When it comes to the animal kingdom, there are many instances where the strong dominate the weak. But have you ever noticed that dogs, our domesticated companions, seem to have a different approach? Do dogs treat other, weaker breeds more gently?
There is some evidence to suggest that dogs do, in fact, treat other breeds more gently, especially those that are smaller or weaker. This behavior can be observed in a variety of situations, including when dogs interact with puppies or when they encounter dogs that are elderly or injured.
One theory suggests that this behavior is the result of our domestication of dogs. Over time, humans have bred dogs for specific traits that make them more docile and social. As a result, domesticated dogs may be less aggressive and more compassionate toward other animals, regardless of breed or size.
Another theory posits that dogs understand the concept of vulnerability and may treat smaller or weaker breeds more gently as a result. For example, when a large dog encounters a small dog, they might recognize that the smaller dog is more vulnerable and therefore adjust their behavior accordingly.
Furthermore, dogs have a social structure that is based on hierarchy. Within this hierarchy, dogs will often display submissive behavior when interacting with more dominant individuals. When interacting with smaller or weaker breeds, larger dogs may display more submissive behavior, which can be interpreted as gentleness.
Of course, there are always exceptions to the rule. Some dogs may be more aggressive toward other breeds, regardless of their size or vulnerability. Additionally, individual temperament plays a role in how dogs interact with other dogs. However, overall, the evidence suggests that dogs do tend to treat other, weaker breeds more gently.
It’s also worth noting that how dogs are treated and raised can impact their behavior toward other dogs. Dogs that are socialized and exposed to different breeds and sizes of dogs from an early age are more likely to exhibit gentleness and consider smaller or weaker breeds as part of their social group.

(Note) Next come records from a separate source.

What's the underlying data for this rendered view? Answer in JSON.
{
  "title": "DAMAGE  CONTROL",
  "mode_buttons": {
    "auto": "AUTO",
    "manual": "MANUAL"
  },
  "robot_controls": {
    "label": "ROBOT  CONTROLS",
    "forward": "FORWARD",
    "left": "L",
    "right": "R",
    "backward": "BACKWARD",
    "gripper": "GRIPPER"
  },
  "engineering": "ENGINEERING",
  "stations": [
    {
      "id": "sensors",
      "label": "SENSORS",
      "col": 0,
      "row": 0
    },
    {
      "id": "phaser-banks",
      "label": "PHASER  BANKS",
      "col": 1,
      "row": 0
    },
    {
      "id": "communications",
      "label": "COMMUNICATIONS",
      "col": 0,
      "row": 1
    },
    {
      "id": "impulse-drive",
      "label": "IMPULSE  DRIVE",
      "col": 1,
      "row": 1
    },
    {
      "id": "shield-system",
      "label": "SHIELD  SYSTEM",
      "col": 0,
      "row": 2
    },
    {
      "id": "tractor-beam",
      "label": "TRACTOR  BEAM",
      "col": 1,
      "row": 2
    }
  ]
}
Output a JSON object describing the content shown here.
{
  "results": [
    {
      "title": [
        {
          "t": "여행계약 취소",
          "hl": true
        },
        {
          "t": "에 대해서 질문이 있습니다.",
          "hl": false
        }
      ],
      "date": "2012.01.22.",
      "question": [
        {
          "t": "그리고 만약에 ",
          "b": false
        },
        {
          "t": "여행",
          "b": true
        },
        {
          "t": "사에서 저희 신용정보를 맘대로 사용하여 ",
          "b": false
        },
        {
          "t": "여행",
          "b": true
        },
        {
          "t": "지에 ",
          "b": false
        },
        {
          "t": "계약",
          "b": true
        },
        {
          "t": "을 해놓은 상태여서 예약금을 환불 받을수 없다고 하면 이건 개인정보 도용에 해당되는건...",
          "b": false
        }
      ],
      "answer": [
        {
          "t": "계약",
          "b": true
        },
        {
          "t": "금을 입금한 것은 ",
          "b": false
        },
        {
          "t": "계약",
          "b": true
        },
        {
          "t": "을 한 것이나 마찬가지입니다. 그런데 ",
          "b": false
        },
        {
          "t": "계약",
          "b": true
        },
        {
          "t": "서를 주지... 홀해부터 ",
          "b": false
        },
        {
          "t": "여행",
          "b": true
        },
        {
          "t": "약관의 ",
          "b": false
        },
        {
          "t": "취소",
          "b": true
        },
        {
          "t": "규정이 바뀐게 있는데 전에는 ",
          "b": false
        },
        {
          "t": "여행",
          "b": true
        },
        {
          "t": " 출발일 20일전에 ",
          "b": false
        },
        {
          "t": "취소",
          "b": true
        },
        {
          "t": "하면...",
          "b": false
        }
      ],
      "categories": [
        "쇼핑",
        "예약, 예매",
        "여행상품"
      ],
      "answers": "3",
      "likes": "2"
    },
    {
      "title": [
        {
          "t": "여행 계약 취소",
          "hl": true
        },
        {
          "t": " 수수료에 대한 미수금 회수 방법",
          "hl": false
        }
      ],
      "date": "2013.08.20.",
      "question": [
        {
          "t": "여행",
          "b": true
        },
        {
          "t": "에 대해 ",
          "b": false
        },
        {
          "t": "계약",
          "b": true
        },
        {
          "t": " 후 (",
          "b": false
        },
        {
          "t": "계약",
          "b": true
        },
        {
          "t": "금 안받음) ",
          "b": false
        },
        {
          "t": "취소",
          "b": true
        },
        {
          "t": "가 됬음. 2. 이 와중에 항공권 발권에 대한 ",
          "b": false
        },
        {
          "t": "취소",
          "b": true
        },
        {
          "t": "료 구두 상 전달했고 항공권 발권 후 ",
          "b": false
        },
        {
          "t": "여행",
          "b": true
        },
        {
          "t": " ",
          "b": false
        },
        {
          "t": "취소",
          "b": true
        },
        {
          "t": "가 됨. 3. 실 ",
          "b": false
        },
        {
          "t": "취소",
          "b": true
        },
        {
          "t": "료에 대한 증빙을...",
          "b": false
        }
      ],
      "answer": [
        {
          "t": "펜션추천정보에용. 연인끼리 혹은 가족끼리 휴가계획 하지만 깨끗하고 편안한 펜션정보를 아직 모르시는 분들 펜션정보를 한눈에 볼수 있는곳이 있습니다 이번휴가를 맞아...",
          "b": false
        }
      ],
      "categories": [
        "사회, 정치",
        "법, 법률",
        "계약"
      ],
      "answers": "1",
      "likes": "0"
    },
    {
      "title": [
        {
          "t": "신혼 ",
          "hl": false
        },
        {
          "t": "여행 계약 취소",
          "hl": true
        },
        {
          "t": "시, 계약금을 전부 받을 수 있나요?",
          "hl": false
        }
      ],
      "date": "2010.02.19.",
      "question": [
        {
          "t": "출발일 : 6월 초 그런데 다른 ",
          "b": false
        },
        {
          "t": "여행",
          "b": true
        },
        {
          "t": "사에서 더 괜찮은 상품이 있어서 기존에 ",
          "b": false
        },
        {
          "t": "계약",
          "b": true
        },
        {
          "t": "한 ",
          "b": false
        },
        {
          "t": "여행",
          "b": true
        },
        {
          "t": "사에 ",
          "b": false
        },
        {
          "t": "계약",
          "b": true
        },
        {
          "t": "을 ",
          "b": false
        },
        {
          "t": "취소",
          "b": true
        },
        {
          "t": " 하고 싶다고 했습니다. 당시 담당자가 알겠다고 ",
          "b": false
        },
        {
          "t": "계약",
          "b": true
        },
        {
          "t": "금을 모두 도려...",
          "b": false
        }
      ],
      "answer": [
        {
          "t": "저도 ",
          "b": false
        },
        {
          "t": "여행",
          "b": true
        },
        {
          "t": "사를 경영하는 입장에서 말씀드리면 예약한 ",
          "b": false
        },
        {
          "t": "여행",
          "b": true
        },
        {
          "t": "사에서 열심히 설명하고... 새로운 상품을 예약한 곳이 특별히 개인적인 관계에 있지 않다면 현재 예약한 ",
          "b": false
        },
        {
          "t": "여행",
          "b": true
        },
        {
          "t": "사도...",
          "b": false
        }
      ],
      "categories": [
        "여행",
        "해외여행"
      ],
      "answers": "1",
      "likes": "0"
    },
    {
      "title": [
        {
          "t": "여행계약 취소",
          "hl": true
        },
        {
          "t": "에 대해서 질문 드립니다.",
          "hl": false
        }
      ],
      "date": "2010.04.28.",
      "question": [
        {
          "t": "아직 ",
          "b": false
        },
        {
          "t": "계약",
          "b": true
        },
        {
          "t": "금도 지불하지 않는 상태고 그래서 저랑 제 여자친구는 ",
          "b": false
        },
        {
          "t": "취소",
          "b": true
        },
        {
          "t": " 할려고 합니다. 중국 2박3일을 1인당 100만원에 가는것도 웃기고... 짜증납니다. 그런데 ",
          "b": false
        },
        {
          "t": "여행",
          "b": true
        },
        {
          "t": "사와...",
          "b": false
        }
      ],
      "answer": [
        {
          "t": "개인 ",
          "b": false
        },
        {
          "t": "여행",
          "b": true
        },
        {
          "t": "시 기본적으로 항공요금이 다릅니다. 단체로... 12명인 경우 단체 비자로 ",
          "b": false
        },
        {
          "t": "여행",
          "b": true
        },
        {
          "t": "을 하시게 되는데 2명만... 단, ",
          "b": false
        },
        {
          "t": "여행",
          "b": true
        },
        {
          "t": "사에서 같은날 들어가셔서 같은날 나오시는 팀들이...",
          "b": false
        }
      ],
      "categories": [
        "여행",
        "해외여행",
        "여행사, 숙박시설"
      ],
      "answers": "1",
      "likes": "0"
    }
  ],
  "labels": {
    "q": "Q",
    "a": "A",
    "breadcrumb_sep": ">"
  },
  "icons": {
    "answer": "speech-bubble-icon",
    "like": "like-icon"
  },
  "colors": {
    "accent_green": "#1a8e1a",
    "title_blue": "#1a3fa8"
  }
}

Overall, the question of whether dogs treat other weaker breeds more gently is complex and multifaceted. There are several theories as to why this behavior occurs, including our domestication of dogs, understanding of vulnerability, and their social hierarchy. However, it’s clear that overall, dogs tend to be more compassionate toward other breeds regardless of strength or size. As always, individual temperament and upbringing play a role in how dogs interact with other dogs, so it’s important to socialize and train them properly to ensure positive interactions with all breeds.